Which of the lines below hold "Acceso"? Please return each one.

____

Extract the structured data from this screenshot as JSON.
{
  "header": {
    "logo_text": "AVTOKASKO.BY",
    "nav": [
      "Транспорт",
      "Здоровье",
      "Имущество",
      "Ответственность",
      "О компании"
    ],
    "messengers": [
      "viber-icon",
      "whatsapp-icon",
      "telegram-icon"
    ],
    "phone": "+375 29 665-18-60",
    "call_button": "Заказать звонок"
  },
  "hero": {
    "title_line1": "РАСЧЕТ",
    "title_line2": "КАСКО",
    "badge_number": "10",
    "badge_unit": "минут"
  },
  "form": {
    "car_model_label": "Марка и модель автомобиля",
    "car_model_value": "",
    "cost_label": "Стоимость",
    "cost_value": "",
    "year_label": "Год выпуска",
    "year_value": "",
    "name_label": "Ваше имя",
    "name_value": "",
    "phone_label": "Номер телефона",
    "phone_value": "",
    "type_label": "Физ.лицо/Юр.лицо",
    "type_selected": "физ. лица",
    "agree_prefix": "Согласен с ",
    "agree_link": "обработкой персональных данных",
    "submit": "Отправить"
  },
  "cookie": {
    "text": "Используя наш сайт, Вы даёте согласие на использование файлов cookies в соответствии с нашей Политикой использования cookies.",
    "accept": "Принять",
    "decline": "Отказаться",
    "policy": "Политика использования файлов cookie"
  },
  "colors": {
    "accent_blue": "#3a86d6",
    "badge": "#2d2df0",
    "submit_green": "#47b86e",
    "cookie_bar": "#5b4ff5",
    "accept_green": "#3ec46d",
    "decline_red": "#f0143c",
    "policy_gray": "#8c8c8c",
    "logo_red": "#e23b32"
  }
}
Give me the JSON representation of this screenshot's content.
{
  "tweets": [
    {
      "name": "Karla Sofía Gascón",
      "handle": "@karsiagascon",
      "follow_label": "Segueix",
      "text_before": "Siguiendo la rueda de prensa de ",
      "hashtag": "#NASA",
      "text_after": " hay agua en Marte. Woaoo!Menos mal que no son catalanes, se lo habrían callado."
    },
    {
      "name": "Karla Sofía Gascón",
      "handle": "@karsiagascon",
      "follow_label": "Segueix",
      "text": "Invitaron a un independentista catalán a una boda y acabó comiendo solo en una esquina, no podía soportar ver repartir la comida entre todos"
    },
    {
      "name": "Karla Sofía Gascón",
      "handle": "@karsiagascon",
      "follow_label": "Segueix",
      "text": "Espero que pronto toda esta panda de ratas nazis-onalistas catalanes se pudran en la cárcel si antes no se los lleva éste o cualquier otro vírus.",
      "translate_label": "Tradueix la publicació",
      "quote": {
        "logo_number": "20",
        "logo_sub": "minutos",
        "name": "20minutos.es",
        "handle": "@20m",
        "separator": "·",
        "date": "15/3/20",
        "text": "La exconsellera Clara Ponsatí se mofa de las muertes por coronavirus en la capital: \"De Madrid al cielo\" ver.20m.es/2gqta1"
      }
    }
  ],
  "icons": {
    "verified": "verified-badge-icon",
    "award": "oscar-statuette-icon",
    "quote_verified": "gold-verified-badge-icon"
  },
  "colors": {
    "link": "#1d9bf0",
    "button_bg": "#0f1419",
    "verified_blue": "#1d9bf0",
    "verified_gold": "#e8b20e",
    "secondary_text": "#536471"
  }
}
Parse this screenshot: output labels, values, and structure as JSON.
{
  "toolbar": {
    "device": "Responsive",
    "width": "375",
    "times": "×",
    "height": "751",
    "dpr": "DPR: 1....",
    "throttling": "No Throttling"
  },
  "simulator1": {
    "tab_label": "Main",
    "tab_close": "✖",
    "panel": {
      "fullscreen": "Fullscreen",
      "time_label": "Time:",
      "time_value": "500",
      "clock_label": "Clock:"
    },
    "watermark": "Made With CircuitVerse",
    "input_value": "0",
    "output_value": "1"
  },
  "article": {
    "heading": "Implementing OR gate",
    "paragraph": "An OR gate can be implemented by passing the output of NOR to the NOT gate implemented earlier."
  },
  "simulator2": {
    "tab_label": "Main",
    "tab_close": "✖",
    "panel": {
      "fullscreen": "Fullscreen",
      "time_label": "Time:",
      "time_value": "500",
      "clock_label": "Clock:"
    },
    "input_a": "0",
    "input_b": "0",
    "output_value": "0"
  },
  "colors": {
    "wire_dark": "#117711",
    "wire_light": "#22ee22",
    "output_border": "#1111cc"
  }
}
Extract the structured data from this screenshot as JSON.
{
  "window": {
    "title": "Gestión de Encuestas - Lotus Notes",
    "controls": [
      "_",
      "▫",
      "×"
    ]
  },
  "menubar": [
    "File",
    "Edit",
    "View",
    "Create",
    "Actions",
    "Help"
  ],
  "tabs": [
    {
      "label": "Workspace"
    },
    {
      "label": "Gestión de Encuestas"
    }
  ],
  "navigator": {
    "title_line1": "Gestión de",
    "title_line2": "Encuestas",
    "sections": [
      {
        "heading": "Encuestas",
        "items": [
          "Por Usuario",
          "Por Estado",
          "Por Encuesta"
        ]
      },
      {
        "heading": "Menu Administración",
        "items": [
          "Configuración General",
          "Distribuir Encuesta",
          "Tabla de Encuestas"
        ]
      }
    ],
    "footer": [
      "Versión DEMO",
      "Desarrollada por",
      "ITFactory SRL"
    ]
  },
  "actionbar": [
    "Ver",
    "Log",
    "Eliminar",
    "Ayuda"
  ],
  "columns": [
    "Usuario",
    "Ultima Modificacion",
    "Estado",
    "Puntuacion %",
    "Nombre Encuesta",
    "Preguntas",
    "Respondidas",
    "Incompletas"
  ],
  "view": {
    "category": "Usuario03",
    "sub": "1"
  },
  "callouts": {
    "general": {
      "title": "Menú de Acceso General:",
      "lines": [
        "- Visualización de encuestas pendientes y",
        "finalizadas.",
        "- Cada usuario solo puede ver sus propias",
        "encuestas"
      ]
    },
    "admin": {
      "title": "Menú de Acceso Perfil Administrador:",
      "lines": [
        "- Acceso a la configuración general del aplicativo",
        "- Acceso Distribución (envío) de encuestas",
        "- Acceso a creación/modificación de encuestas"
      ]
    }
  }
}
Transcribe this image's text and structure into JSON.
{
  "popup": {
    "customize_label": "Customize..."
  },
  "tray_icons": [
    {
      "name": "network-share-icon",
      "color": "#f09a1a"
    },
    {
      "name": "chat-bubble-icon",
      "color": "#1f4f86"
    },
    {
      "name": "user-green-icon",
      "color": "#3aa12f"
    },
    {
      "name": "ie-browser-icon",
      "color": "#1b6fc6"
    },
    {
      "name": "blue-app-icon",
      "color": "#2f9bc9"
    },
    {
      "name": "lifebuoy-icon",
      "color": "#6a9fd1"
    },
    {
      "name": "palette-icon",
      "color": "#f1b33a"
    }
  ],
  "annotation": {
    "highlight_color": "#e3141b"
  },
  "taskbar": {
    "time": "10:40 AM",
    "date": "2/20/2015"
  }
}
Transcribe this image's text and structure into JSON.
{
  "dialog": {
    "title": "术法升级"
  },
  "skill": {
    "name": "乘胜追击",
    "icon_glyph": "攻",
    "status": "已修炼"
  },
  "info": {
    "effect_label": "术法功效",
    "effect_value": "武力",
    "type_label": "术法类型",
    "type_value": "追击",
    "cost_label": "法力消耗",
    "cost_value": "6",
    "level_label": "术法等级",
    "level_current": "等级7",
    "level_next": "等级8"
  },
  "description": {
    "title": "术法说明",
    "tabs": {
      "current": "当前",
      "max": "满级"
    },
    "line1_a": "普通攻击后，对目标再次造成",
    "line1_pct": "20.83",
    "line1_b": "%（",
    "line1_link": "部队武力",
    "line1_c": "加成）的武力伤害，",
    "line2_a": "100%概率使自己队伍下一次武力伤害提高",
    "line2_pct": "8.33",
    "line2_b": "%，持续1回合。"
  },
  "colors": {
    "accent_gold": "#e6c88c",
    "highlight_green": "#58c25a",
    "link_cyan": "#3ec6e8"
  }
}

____

Finished exercise
      "title": "Menú de Acceso General:",
      "title": "Menú de Acceso Perfil Administrador:",
        "- Acceso a la configuración general del aplicativo",
        "- Acceso Distribución (envío) de encuestas",
        "- Acceso a creación/modificación de encuestas"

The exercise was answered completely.